# [What you have to do]
Exact repetition of the data below is required.

# [Given data]
══════

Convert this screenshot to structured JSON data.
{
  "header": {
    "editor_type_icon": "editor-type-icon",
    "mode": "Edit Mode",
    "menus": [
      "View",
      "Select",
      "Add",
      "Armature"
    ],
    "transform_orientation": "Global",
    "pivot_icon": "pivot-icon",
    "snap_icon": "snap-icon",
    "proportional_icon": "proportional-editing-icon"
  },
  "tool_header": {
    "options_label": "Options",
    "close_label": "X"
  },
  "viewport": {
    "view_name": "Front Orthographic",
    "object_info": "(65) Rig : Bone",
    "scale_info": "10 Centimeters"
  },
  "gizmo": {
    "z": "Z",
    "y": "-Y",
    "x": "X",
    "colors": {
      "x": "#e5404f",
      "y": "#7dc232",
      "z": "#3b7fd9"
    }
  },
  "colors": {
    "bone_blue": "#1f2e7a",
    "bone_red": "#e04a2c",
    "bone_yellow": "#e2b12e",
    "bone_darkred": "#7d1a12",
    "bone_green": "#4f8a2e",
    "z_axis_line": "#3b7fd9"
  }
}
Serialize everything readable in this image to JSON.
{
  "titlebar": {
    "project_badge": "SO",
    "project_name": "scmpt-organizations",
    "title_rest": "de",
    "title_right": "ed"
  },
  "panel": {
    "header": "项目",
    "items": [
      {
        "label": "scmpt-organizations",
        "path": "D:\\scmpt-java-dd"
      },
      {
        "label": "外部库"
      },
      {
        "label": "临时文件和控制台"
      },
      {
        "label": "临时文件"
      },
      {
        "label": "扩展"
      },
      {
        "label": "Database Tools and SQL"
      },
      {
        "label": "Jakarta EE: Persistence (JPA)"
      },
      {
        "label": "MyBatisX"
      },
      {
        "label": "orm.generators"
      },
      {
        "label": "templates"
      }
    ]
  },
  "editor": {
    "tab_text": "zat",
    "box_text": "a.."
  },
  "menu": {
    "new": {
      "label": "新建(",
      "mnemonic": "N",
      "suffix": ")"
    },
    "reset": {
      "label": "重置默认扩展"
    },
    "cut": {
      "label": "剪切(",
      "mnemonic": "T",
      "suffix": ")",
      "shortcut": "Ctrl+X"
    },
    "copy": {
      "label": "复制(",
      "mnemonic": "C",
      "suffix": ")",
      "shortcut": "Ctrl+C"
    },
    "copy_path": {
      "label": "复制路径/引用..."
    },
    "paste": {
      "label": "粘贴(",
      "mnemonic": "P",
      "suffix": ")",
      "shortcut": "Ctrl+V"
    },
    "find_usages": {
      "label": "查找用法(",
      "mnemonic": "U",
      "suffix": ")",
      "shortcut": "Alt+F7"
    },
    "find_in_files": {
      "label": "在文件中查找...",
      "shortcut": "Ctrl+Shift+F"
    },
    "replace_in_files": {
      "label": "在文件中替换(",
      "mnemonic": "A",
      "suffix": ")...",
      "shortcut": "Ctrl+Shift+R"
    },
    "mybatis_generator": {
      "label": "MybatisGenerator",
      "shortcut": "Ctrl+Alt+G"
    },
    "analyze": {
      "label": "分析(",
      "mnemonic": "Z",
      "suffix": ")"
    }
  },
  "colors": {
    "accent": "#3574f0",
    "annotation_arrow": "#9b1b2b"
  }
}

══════

# [Output below]
Convert this screenshot to structured JSON data.
{
  "header": {
    "editor_type_icon": "editor-type-icon",
    "mode": "Edit Mode",
    "menus": [
      "View",
      "Select",
      "Add",
      "Armature"
    ],
    "transform_orientation": "Global",
    "pivot_icon": "pivot-icon",
    "snap_icon": "snap-icon",
    "proportional_icon": "proportional-editing-icon"
  },
  "tool_header": {
    "options_label": "Options",
    "close_label": "X"
  },
  "viewport": {
    "view_name": "Front Orthographic",
    "object_info": "(65) Rig : Bone",
    "scale_info": "10 Centimeters"
  },
  "gizmo": {
    "z": "Z",
    "y": "-Y",
    "x": "X",
    "colors": {
      "x": "#e5404f",
      "y": "#7dc232",
      "z": "#3b7fd9"
    }
  },
  "colors": {
    "bone_blue": "#1f2e7a",
    "bone_red": "#e04a2c",
    "bone_yellow": "#e2b12e",
    "bone_darkred": "#7d1a12",
    "bone_green": "#4f8a2e",
    "z_axis_line": "#3b7fd9"
  }
}
Serialize everything readable in this image to JSON.
{
  "titlebar": {
    "project_badge": "SO",
    "project_name": "scmpt-organizations",
    "title_rest": "de",
    "title_right": "ed"
  },
  "panel": {
    "header": "项目",
    "items": [
      {
        "label": "scmpt-organizations",
        "path": "D:\\scmpt-java-dd"
      },
      {
        "label": "外部库"
      },
      {
        "label": "临时文件和控制台"
      },
      {
        "label": "临时文件"
      },
      {
        "label": "扩展"
      },
      {
        "label": "Database Tools and SQL"
      },
      {
        "label": "Jakarta EE: Persistence (JPA)"
      },
      {
        "label": "MyBatisX"
      },
      {
        "label": "orm.generators"
      },
      {
        "label": "templates"
      }
    ]
  },
  "editor": {
    "tab_text": "zat",
    "box_text": "a.."
  },
  "menu": {
    "new": {
      "label": "新建(",
      "mnemonic": "N",
      "suffix": ")"
    },
    "reset": {
      "label": "重置默认扩展"
    },
    "cut": {
      "label": "剪切(",
      "mnemonic": "T",
      "suffix": ")",
      "shortcut": "Ctrl+X"
    },
    "copy": {
      "label": "复制(",
      "mnemonic": "C",
      "suffix": ")",
      "shortcut": "Ctrl+C"
    },
    "copy_path": {
      "label": "复制路径/引用..."
    },
    "paste": {
      "label": "粘贴(",
      "mnemonic": "P",
      "suffix": ")",
      "shortcut": "Ctrl+V"
    },
    "find_usages": {
      "label": "查找用法(",
      "mnemonic": "U",
      "suffix": ")",
      "shortcut": "Alt+F7"
    },
    "find_in_files": {
      "label": "在文件中查找...",
      "shortcut": "Ctrl+Shift+F"
    },
    "replace_in_files": {
      "label": "在文件中替换(",
      "mnemonic": "A",
      "suffix": ")...",
      "shortcut": "Ctrl+Shift+R"
    },
    "mybatis_generator": {
      "label": "MybatisGenerator",
      "shortcut": "Ctrl+Alt+G"
    },
    "analyze": {
      "label": "分析(",
      "mnemonic": "Z",
      "suffix": ")"
    }
  },
  "colors": {
    "accent": "#3574f0",
    "annotation_arrow": "#9b1b2b"
  }
}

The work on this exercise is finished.